Forming the Eastern seaboard’s most dynamic cannabis program, New Jersey is a key bellwether to illustrate factors impacting both a license’s worth and how that figure was derived pursuant to these valuation approaches.

With a population of 9,242,109, the New Jersey medical marijuana program is comprised of 130,000 patients/caregivers serviced by 12 vertically integrated medical marijuana grower/processor dispensaries comprised of 23 dispensary location, (13 of which, on March 21, 2021, were authorized to also dispense adult-use cannabis).

Between Oct. 15, 2021, and March 24, 2022, New Jersey issued: 10 grow, five grow-processor and 30 dispensary conditional medical licenses; and 50 grow and 18 manufacturers conditional adult-use licenses (hereafter, collectively referred to as conditional licenses).

Under the provided valuation approaches, the following factors impact the amount for which a license can be sold. First, what is the jurisdiction and is it a limited license? Based on its proximity to 44 million New York, Pennsylvania, Delaware, Maryland and New Jersey “adult-use access lacking” consumers, New Jersey’s adult-use program is first-to-market in the Mid-Atlantic region. Thus, based on its positioning, any New Jersey adult-use license exceeds the value of that in an equivalently populated state. However, similar to how diamonds’ pricing is driven by that gemstones’ scarcity, the value of any license is driven by it preciousness. For example, although capping adult-use grow licenses to 37 over ensuing two years, New Jersey imposes no limit on dispensary licenses. Thus, based on scarcity alone, a New Jersey adult-use grow license’s value exceeds that of a commensurate New Jersey dispensary license.

Second, is license “paper” (meaning recently issued to an unbuilt, nonfunctioning MRB) or a “going concern?” Although a functioning business is seemingly more attractive because it automatically gets the buyer to market, paper licenses involve fewer assets and are less costly, are devoid of any operating issues (e.g., lawsuits, taxes, employee woes) or poor choices (lousy buildouts, weak products, negative buzz) that may have hobbled the seller.
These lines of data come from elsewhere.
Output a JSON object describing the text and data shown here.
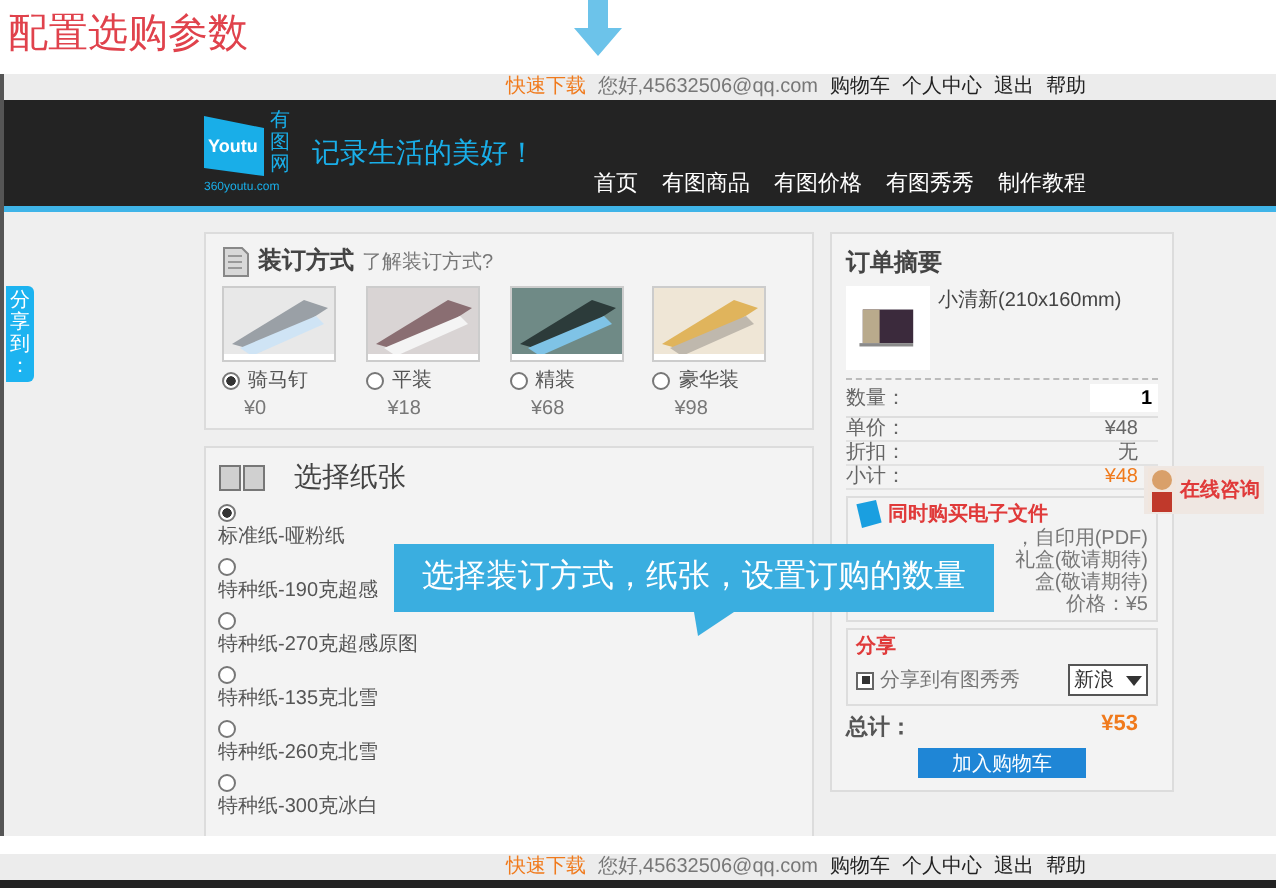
{
  "heading": "配置选购参数",
  "top_bar": {
    "links": [
      {
        "label": "快速下载",
        "kind": "highlight"
      },
      {
        "label": "您好,45632506@qq.com",
        "kind": "plain"
      },
      {
        "label": "购物车",
        "kind": "link"
      },
      {
        "label": "个人中心",
        "kind": "link"
      },
      {
        "label": "退出",
        "kind": "link"
      },
      {
        "label": "帮助",
        "kind": "link"
      }
    ]
  },
  "header": {
    "logo": {
      "name": "Youtu",
      "vertical": "有图网",
      "domain": "360youtu.com"
    },
    "slogan": "记录生活的美好！",
    "nav": [
      "首页",
      "有图商品",
      "有图价格",
      "有图秀秀",
      "制作教程"
    ]
  },
  "share_tab": "分享到：",
  "binding": {
    "title": "装订方式",
    "help_link": "了解装订方式?",
    "options": [
      {
        "label": "骑马钉",
        "price": "¥0",
        "selected": true
      },
      {
        "label": "平装",
        "price": "¥18",
        "selected": false
      },
      {
        "label": "精装",
        "price": "¥68",
        "selected": false
      },
      {
        "label": "豪华装",
        "price": "¥98",
        "selected": false
      }
    ]
  },
  "paper": {
    "title": "选择纸张",
    "options": [
      {
        "label": "标准纸-哑粉纸",
        "selected": true
      },
      {
        "label": "特种纸-190克超感",
        "selected": false
      },
      {
        "label": "特种纸-270克超感原图",
        "selected": false
      },
      {
        "label": "特种纸-135克北雪",
        "selected": false
      },
      {
        "label": "特种纸-260克北雪",
        "selected": false
      },
      {
        "label": "特种纸-300克冰白",
        "selected": false
      }
    ]
  },
  "order": {
    "title": "订单摘要",
    "product": "小清新(210x160mm)",
    "quantity": {
      "label": "数量：",
      "value": "1"
    },
    "rows": [
      {
        "label": "单价：",
        "value": "¥48",
        "kind": "plain"
      },
      {
        "label": "折扣：",
        "value": "无",
        "kind": "plain"
      },
      {
        "label": "小计：",
        "value": "¥48",
        "kind": "highlight"
      }
    ],
    "ebook": {
      "title": "同时购买电子文件",
      "lines": [
        "，自印用(PDF)",
        "礼盒(敬请期待)",
        "盒(敬请期待)"
      ],
      "price": "价格：¥5"
    },
    "share": {
      "title": "分享",
      "label": "分享到有图秀秀",
      "checked": true,
      "select": "新浪"
    },
    "total": {
      "label": "总计：",
      "value": "¥53"
    },
    "button": "加入购物车"
  },
  "online_chat": "在线咨询",
  "callout": "选择装订方式，纸张，设置订购的数量",
  "repeat_bar": {
    "links": [
      {
        "label": "快速下载",
        "kind": "highlight"
      },
      {
        "label": "您好,45632506@qq.com",
        "kind": "plain"
      },
      {
        "label": "购物车",
        "kind": "link"
      },
      {
        "label": "个人中心",
        "kind": "link"
      },
      {
        "label": "退出",
        "kind": "link"
      },
      {
        "label": "帮助",
        "kind": "link"
      }
    ]
  }
}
Conversely, as New Jersey issued a glut of conditional licenses, and the impending federal legalization’s impact on state programs is unclear, a functioning cannabis business ensures not missing the market entirely.

Third, how is the deal structured? Is it a “lump sum all cash deal,” is the buyer paying all or part of the purchase price in stock, or must some key performance indicators (KPIs) be achieved to trigger layered purchase price payment? Because many public cannabis companies issued stock in acquisitions at the pinnacle of their market capitalizations, the value actually received by the seller was considerably diminished when calculated in today’s dollars.

Fourth, who is the purchaser? Is it a multi-state operator with operating MRBs in numerous states or an aggressive stand alone cannabis company? Tracking the “paper license versus going concern” analysis, a startup offering a big bag of cash might justify a lower purchase price against a moribund MSO’s KPI-driven gradual payout.

Reprinted with permission from the April 28, 2022 edition of the Legal Intelligencer © 2022 ALM Media Properties, LLC. All rights reserved. Further duplication without permission is prohibited, contact 877-257-3382 or reprints@alm.com.

The post Valuing That Golden Ticket: What’s a Marijuana License Actually Worth? appeared first on Cannabis Business Executive – Cannabis and Marijuana industry news.

| Cannabis Business Executive – Cannabis and Marijuana industry news Read More or Shop @ https://pinkplanes.com/shop/

Comments Off on Valuing That Golden Ticket: What’s a Marijuana License Actually Worth? | Cannabis Business Executive – Cannabis and Marijuana industry news
Drop Your Email22% OFF 1st Order